U.S. Rep. Abigail Spanberger, D-7th, on Wednesday night voted in support of the George Floyd Justice in Policing Act.
The legislation intends to address issues of systemic racism in law enforcement, protect funding for community policing initiatives, and increase accountability in U.S. police departments, according to a release from the congresswoman’s office.
In June 2020, Spanberger, a former federal law enforcement officer, cosponsored and voted to pass the initial version of the George Floyd Justice Policing Act the wake of the deaths of George Floyd and Breonna Taylor.
“Throughout our history, countless Black brothers, sisters, spouses, parents, and friends have been killed at the hands of a senseless status quo. The murder of George Floyd last year captured—on video for the entire world to see—this pattern of injustices perpetrated against members of our Black communities.
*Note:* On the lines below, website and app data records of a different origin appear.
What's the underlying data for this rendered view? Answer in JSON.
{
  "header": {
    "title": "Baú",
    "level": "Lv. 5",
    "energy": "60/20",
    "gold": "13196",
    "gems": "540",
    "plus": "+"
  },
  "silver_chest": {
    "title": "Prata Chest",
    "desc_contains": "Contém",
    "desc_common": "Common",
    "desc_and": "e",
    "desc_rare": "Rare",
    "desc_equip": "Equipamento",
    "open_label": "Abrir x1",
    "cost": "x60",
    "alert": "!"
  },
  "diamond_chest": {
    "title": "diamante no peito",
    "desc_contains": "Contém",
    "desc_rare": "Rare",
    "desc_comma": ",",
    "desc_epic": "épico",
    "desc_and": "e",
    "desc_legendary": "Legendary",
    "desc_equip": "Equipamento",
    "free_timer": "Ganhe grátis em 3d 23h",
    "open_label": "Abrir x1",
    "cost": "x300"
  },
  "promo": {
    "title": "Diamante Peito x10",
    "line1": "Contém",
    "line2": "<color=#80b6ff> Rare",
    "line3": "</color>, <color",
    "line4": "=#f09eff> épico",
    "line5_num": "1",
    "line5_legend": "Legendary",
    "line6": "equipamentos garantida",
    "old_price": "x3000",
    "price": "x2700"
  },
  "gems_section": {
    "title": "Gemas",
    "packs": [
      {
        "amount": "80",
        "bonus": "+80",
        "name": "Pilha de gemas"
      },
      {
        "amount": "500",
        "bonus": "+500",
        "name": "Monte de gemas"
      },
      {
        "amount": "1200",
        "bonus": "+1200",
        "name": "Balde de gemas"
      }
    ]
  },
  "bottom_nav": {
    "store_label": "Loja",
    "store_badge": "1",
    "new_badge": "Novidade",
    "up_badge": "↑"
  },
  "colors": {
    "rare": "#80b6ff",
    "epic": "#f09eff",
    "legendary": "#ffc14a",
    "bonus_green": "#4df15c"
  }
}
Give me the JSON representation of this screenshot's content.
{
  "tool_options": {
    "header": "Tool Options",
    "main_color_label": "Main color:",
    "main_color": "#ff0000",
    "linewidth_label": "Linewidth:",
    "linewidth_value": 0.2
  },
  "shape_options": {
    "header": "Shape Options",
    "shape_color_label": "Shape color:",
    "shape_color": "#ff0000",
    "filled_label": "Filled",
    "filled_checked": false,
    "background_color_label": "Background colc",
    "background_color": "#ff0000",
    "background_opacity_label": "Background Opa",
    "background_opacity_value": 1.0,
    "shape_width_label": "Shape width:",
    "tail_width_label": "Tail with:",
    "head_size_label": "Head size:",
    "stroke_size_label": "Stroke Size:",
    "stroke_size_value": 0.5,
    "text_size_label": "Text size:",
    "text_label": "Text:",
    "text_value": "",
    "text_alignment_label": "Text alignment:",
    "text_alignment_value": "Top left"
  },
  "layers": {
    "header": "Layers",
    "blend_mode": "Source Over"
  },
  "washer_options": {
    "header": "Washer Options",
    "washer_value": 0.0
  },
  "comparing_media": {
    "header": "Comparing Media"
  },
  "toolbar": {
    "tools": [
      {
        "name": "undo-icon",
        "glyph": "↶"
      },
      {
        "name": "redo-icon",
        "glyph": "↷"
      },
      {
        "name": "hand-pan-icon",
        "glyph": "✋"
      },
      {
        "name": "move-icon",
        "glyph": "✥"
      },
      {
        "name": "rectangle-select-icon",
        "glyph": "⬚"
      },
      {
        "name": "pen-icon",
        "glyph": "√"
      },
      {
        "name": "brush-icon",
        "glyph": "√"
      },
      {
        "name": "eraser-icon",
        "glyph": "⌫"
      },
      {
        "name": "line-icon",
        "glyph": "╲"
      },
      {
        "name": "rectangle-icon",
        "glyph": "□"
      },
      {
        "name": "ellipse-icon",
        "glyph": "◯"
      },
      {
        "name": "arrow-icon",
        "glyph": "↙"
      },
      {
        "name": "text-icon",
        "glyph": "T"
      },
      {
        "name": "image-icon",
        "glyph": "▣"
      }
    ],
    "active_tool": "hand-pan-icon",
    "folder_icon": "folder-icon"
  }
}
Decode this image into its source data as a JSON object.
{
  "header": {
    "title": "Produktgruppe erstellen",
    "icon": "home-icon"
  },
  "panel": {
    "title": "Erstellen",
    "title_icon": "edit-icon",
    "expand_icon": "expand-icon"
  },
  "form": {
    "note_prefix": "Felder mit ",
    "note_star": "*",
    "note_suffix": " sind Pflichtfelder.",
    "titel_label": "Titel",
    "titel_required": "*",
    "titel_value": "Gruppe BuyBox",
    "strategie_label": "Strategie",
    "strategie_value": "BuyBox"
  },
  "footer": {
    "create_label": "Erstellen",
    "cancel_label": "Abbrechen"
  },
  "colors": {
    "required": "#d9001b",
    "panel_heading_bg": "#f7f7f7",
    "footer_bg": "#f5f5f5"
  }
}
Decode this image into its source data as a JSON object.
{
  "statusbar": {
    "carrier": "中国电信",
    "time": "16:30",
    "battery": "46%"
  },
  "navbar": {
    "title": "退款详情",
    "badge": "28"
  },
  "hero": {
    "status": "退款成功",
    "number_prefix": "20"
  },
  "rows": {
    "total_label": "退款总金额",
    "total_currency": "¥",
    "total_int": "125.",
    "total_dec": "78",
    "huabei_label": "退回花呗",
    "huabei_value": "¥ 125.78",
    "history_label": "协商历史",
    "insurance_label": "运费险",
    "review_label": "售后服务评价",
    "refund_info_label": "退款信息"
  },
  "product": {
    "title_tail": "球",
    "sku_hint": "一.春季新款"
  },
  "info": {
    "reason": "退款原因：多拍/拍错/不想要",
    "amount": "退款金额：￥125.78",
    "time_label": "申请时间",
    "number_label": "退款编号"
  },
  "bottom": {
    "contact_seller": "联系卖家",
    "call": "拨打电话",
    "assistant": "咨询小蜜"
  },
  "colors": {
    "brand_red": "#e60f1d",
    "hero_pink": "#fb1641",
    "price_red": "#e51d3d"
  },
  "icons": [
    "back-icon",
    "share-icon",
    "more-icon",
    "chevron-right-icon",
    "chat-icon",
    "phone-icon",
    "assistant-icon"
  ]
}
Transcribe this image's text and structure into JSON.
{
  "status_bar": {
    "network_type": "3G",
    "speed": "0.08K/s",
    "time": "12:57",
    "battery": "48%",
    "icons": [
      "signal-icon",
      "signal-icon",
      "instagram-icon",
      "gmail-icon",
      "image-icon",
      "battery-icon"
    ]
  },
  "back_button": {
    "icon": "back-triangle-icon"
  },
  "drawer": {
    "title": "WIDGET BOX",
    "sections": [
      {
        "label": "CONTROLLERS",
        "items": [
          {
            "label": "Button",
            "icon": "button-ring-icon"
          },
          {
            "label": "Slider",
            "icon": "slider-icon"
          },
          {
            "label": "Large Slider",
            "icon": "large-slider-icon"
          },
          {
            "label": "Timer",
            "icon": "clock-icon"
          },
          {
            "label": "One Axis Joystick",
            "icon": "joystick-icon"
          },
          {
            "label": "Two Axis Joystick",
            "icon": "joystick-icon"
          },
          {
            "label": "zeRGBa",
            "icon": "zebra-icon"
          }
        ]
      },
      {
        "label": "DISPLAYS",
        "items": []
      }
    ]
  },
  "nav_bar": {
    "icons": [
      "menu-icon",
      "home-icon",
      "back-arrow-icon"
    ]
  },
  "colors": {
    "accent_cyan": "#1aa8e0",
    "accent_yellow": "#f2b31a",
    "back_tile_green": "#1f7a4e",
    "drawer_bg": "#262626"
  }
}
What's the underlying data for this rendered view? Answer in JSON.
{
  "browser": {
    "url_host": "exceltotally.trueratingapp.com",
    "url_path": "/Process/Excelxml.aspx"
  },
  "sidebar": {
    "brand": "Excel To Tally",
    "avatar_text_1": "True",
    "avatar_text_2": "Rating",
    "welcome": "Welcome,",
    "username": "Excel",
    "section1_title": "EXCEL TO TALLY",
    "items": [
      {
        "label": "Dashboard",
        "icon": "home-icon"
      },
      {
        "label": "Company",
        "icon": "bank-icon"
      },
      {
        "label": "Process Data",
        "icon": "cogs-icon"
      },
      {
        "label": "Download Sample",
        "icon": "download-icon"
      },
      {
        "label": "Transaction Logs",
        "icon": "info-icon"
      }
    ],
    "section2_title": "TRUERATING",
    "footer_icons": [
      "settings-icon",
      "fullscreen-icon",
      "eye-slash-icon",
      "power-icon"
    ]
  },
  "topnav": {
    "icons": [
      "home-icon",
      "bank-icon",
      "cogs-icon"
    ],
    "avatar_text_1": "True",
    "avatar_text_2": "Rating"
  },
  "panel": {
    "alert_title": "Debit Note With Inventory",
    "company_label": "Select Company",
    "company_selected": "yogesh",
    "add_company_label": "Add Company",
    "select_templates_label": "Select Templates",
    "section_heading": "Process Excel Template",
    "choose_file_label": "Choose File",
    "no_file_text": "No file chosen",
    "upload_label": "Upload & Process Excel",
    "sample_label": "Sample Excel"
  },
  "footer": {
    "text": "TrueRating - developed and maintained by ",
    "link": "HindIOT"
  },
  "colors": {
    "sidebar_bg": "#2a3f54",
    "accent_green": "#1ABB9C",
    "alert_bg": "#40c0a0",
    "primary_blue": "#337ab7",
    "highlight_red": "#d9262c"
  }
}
In response, the House took a major step in renewing the fight to achieve the promise of equal justice under the law for every American,” Spanberger said in a statement.
“The reintroduction of this legislation provides another opportunity for Congress to help rebuild policing in a way that reduces discrimination, confronts a history marked by systemic racism, and engages with local law enforcement officials in a productive and meaningful way.”
The bill will also mandate state and local law enforcement agencies report use of force data, disaggregated by race, sex, disability, religion, and age; limit the transfer of military-grade equipment to state and local law enforcement; require state and local law enforcement to use existing federal funds to ensure the use of police body cameras; require federal uniformed police officers to wear body cameras and reform qualified immunity.
U.S. Rep. Karen Bass, D-Calif., chairwoman of the Congressional Black Caucus, is leading The George Floyd Justice in Policing Act in the House.